The new school year begins each January.
As in many places in the world, schools in El Salvador require their students to wear uniforms. Navy blue skirts, white blouses and white knee socks with Mary Jane black shoes identify public elementary and middle school girls. Substitute blue dress pants and black dress shoes for boys. Kindergarten children sometimes have blue and white gingham shirts. They also have smocks. Most of the high school students wear kakhi or green bottoms with the white tops. Some schools have white pullovers with collars and the school logo embroidered on the front shoulder or the sleeve. These are the everyday uniforms.

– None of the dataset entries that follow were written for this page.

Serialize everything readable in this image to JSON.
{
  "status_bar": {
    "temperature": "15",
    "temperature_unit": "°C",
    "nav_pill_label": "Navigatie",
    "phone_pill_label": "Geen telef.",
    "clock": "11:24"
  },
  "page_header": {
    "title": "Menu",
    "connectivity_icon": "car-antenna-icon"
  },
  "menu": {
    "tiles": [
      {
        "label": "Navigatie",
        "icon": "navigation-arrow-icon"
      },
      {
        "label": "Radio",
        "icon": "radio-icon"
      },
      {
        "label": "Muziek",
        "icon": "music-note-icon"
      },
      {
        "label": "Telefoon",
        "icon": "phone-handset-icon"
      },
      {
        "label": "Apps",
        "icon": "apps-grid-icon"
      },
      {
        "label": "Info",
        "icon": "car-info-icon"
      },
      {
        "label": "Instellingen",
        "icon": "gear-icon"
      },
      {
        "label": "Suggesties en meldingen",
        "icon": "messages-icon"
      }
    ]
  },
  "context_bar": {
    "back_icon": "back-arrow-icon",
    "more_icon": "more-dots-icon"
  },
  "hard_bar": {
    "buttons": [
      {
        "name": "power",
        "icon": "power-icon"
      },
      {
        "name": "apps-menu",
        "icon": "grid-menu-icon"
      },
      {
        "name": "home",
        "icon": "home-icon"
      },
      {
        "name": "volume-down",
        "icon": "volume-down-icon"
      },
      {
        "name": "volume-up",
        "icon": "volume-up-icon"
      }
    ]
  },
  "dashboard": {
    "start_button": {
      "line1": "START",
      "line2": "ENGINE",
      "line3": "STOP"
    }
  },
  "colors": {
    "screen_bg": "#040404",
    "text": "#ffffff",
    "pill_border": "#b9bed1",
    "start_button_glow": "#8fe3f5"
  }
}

On gym day, boys and girls alike wear stretchy or silky gym pants and white pullovers.
When the FMLN won the office of the presidency, one commitment it made to the public was to provide uniforms and shoes to students. (Students also receive a small scholastic package with a couple of notebooks and pens.) This has been heralded as a big help to poor families, who in the past struggled to provide their children with acceptable uniforms and approved shoes. Without the right clothing, many children were not allowed to attend school.
The government contracted with small businesses throughout the country to produce the school uniforms. In our sister church community, for example, a small sewing cooperative has a contract to sew uniforms for a few of the local schools. The uniforms they make are of high quality, with sturdy fabric and very professional design and stitching. The challenge: the government must have the money to pay for the materials and labor, and the businesses need to receive the government fund or actually receive the bolts of fabric in a timely fashion in order to make the uniforms.
So, on the first day of school, children do not have their new uniforms. This may not be a big deal for students who are attending the same school as the year before, or who have not grown much over the vacation time. However, for children who are moving from kindergarten to preparatory, or from a community 5th grade to the middle school in town, or from 9th grade to high school, this is a problem. In addition, for the thousands of youth who need to change schools because gang boundaries have moved or threats have been made, the uniform change is problematic.
One mother with a house full of children told me that the regular uniform would probably arrive at start of March. The gym uniform might not come until August or even later. Even with the arrival of the government uniforms, it is difficult to keep the children well-dressed when they only have one uniform each. To wash it, dry it and iron it, especially in the rainy season when clothes do not dry well, is a challenge. So, what is a mother to do?
Uniforms are precious. Children learn early to care well for their uniforms. Mothers are expert at letting out seams, letting down hems and re-designing them to fit. Big uniforms can be cut down to make two smaller ones, or small ones can be cut apart to create something new from the pieces. Families are also expert at knowing what children in the community have attended which schools. Older students participate in an informal sharing economy of passing uniforms around among friends. If they can, mothers try to buy fabric that matches the school uniform fabric, so they can make extra shirts or skirts or pants at home. This is the uniform game.
As with many things in El Salvador, the uniform game is time-consuming and worrisome for the mothers and grandmothers who are responsible for getting their children to school. And, as with many things in El Salvador, unless you spend some time in a home, with moms and kids scrambling before the start of the school year, you might never know that the uniform game exists.